> _What is required_
Which lines of the records below contain the string "Total"? Report each of them.

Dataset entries
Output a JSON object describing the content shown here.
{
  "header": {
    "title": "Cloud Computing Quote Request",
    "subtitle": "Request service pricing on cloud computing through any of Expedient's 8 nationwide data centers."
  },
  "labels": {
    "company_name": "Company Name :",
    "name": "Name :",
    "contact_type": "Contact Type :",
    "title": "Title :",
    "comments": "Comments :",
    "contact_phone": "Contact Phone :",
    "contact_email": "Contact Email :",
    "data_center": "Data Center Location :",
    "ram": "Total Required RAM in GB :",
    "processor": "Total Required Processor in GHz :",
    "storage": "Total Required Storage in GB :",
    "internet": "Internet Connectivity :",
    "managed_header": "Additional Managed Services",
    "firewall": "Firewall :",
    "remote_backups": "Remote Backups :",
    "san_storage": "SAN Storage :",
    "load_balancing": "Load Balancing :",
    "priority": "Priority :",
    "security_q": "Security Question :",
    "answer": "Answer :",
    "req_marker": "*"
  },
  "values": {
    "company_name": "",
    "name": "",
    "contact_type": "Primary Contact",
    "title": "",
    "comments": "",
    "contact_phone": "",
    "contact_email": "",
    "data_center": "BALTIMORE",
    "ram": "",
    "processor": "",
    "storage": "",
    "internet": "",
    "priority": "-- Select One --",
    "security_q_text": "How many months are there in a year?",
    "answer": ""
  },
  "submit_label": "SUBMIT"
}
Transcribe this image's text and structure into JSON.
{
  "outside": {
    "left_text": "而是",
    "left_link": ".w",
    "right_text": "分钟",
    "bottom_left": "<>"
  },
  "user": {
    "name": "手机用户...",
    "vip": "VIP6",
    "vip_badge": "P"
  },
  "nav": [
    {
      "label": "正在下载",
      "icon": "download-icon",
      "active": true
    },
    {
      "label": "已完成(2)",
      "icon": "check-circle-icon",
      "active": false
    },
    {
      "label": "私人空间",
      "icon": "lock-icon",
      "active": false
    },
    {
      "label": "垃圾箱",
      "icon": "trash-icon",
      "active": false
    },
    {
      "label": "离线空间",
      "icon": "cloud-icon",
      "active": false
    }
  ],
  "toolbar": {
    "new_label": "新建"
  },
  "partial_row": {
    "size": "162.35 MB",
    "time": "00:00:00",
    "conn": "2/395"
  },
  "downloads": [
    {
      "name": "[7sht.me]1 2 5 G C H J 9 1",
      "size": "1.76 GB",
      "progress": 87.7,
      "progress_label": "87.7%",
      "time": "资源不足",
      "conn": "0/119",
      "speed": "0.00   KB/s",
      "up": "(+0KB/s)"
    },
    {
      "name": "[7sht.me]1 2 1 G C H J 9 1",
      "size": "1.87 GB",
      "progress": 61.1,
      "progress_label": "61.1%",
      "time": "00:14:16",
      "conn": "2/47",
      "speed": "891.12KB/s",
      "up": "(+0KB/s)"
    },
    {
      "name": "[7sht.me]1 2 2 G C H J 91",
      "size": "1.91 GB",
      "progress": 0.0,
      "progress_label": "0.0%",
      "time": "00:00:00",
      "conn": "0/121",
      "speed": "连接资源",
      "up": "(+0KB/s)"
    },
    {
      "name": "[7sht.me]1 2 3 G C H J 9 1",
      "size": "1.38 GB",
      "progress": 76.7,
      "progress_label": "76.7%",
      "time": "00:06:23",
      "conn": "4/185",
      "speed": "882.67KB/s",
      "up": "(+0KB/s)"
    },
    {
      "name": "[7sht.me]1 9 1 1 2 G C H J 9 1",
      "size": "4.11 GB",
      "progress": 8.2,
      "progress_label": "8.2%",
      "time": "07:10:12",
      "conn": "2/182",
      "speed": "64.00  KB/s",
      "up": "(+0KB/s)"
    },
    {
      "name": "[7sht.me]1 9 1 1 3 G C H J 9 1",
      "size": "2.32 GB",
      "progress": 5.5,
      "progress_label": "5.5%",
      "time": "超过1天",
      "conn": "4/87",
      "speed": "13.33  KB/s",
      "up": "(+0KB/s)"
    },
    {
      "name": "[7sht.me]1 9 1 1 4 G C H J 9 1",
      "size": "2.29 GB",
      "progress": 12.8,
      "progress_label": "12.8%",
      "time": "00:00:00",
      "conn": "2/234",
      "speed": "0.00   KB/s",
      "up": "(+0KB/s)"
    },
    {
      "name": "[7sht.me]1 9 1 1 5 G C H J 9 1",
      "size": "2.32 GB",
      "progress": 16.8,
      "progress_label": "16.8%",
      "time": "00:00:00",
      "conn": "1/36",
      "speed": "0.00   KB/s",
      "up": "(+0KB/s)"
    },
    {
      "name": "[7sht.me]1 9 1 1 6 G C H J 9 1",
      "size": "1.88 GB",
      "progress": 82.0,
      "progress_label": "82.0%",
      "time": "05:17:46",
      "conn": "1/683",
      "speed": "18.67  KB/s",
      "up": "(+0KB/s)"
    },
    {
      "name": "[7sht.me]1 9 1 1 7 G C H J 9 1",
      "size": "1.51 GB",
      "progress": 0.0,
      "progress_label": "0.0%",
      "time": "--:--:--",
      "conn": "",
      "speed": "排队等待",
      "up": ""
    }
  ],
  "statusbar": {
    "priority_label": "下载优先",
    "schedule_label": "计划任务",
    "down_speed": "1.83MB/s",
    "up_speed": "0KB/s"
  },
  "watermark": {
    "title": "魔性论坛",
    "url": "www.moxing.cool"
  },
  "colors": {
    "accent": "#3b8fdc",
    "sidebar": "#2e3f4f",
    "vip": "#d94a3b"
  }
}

> _Answer_
    "ram": "Total Required RAM in GB :",
    "processor": "Total Required Processor in GHz :",
    "storage": "Total Required Storage in GB :",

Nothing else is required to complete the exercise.